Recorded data
▼▼▼

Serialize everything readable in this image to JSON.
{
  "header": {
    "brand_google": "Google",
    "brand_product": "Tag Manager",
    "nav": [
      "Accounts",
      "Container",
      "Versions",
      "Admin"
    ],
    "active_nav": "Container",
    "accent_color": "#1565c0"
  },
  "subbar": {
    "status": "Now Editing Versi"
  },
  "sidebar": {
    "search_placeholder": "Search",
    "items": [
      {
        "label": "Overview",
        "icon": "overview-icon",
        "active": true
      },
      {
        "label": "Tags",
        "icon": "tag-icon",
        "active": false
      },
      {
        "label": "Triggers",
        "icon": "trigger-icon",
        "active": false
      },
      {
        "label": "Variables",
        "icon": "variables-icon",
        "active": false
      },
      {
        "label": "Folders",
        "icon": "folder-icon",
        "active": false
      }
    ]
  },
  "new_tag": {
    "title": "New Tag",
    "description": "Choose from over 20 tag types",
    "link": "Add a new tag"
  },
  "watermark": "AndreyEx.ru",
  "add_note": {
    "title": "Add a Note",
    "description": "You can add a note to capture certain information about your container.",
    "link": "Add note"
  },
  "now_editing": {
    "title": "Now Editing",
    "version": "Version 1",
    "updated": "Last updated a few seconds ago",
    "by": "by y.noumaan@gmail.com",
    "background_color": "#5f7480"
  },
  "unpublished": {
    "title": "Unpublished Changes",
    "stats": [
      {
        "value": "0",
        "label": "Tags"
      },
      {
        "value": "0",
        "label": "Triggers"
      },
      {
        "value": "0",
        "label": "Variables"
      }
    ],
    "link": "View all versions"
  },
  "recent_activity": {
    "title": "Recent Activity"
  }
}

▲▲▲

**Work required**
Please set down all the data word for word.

**Solution for this exercise**
Serialize everything readable in this image to JSON.
{
  "header": {
    "brand_google": "Google",
    "brand_product": "Tag Manager",
    "nav": [
      "Accounts",
      "Container",
      "Versions",
      "Admin"
    ],
    "active_nav": "Container",
    "accent_color": "#1565c0"
  },
  "subbar": {
    "status": "Now Editing Versi"
  },
  "sidebar": {
    "search_placeholder": "Search",
    "items": [
      {
        "label": "Overview",
        "icon": "overview-icon",
        "active": true
      },
      {
        "label": "Tags",
        "icon": "tag-icon",
        "active": false
      },
      {
        "label": "Triggers",
        "icon": "trigger-icon",
        "active": false
      },
      {
        "label": "Variables",
        "icon": "variables-icon",
        "active": false
      },
      {
        "label": "Folders",
        "icon": "folder-icon",
        "active": false
      }
    ]
  },
  "new_tag": {
    "title": "New Tag",
    "description": "Choose from over 20 tag types",
    "link": "Add a new tag"
  },
  "watermark": "AndreyEx.ru",
  "add_note": {
    "title": "Add a Note",
    "description": "You can add a note to capture certain information about your container.",
    "link": "Add note"
  },
  "now_editing": {
    "title": "Now Editing",
    "version": "Version 1",
    "updated": "Last updated a few seconds ago",
    "by": "by y.noumaan@gmail.com",
    "background_color": "#5f7480"
  },
  "unpublished": {
    "title": "Unpublished Changes",
    "stats": [
      {
        "value": "0",
        "label": "Tags"
      },
      {
        "value": "0",
        "label": "Triggers"
      },
      {
        "value": "0",
        "label": "Variables"
      }
    ],
    "link": "View all versions"
  },
  "recent_activity": {
    "title": "Recent Activity"
  }
}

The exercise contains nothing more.